(DIRECTIONS) Search the entries for lines that contain the word "Scene", and report each one found.

(MATERIAL FOR THE TASK)
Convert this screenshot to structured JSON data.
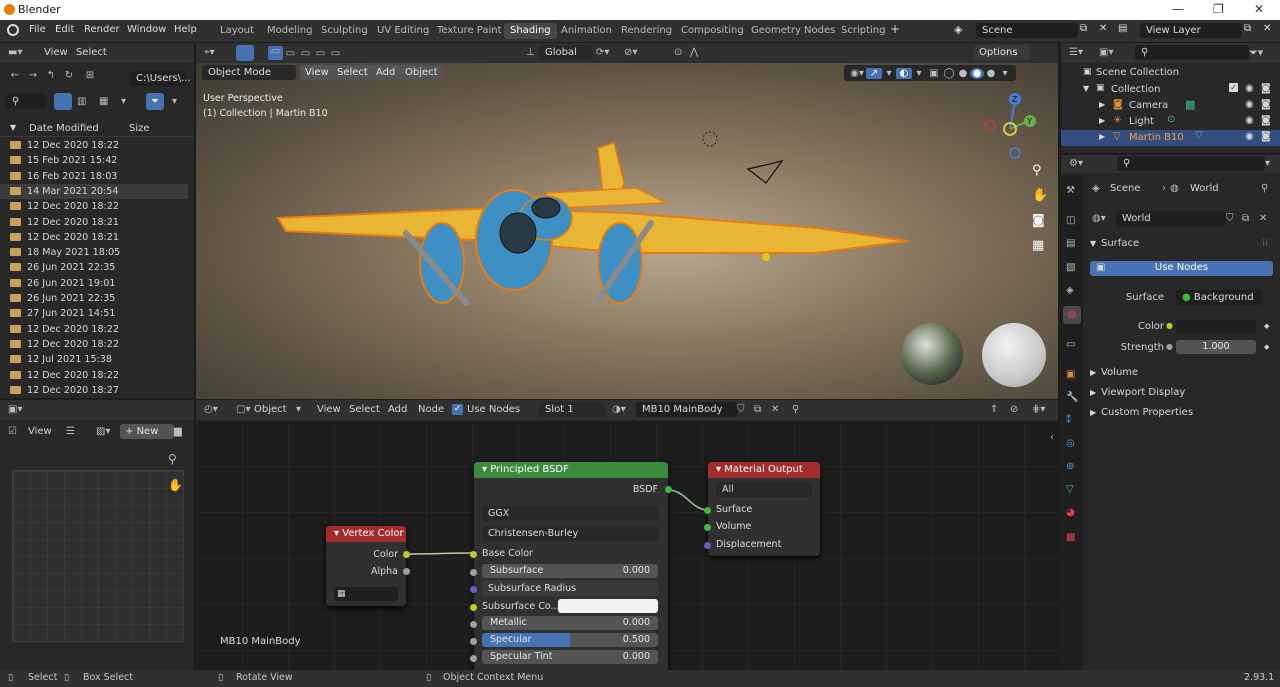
{
  "window": {
    "title": "Blender",
    "min": "—",
    "max": "❐",
    "close": "✕"
  },
  "menu": [
    "File",
    "Edit",
    "Render",
    "Window",
    "Help"
  ],
  "workspaces": [
    "Layout",
    "Modeling",
    "Sculpting",
    "UV Editing",
    "Texture Paint",
    "Shading",
    "Animation",
    "Rendering",
    "Compositing",
    "Geometry Nodes",
    "Scripting"
  ],
  "active_workspace": "Shading",
  "scene_name": "Scene",
  "view_layer": "View Layer",
  "file_browser": {
    "menu": [
      "View",
      "Select"
    ],
    "path": "C:\\Users\\...",
    "col_date": "Date Modified",
    "col_size": "Size",
    "rows": [
      "12 Dec 2020 18:22",
      "15 Feb 2021 15:42",
      "16 Feb 2021 18:03",
      "14 Mar 2021 20:54",
      "12 Dec 2020 18:22",
      "12 Dec 2020 18:21",
      "12 Dec 2020 18:21",
      "18 May 2021 18:05",
      "26 Jun 2021 22:35",
      "26 Jun 2021 19:01",
      "26 Jun 2021 22:35",
      "27 Jun 2021 14:51",
      "12 Dec 2020 18:22",
      "12 Dec 2020 18:22",
      "12 Jul 2021 15:38",
      "12 Dec 2020 18:22",
      "12 Dec 2020 18:27"
    ],
    "highlighted_index": 3
  },
  "viewport": {
    "mode": "Object Mode",
    "menu": [
      "View",
      "Select",
      "Add",
      "Object"
    ],
    "transform": "Global",
    "options": "Options",
    "overlay_line1": "User Perspective",
    "overlay_line2": "(1) Collection | Martin B10",
    "gizmo": {
      "z": "Z",
      "y": "Y"
    }
  },
  "node_editor": {
    "type": "Object",
    "menu": [
      "View",
      "Select",
      "Add",
      "Node"
    ],
    "use_nodes": "Use Nodes",
    "slot": "Slot 1",
    "material": "MB10 MainBody",
    "footer_label": "MB10 MainBody",
    "vertex_color": {
      "title": "Vertex Color",
      "out_color": "Color",
      "out_alpha": "Alpha"
    },
    "bsdf": {
      "title": "Principled BSDF",
      "out": "BSDF",
      "distribution": "GGX",
      "sss_method": "Christensen-Burley",
      "base_color": "Base Color",
      "subsurface_label": "Subsurface",
      "subsurface": "0.000",
      "subsurface_radius": "Subsurface Radius",
      "subsurface_color": "Subsurface Co...",
      "metallic_label": "Metallic",
      "metallic": "0.000",
      "specular_label": "Specular",
      "specular": "0.500",
      "specular_fraction": 0.5,
      "specular_tint_label": "Specular Tint",
      "specular_tint": "0.000"
    },
    "output": {
      "title": "Material Output",
      "target": "All",
      "surface": "Surface",
      "volume": "Volume",
      "displacement": "Displacement"
    }
  },
  "image_editor": {
    "view": "View",
    "new": "New"
  },
  "outliner": {
    "root": "Scene Collection",
    "items": [
      {
        "label": "Collection"
      },
      {
        "label": "Camera"
      },
      {
        "label": "Light"
      },
      {
        "label": "Martin B10"
      }
    ]
  },
  "properties": {
    "scene_tab": "Scene",
    "world_tab": "World",
    "world_name": "World",
    "surface_section": "Surface",
    "use_nodes": "Use Nodes",
    "surface_label": "Surface",
    "surface_value": "Background",
    "color_label": "Color",
    "strength_label": "Strength",
    "strength_value": "1.000",
    "sections": [
      "Volume",
      "Viewport Display",
      "Custom Properties"
    ]
  },
  "status": {
    "select": "Select",
    "box_select": "Box Select",
    "rotate": "Rotate View",
    "context": "Object Context Menu",
    "version": "2.93.1"
  },
  "colors": {
    "accent": "#4772b3",
    "bsdf_header": "#3c8b3c",
    "output_header": "#a32d2d",
    "vertex_header": "#a32d2d",
    "selected_orange": "#e87d0d"
  }
}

(RESULT OF THIS TASK)
  "scene_name": "Scene",
    "root": "Scene Collection",
    "scene_tab": "Scene",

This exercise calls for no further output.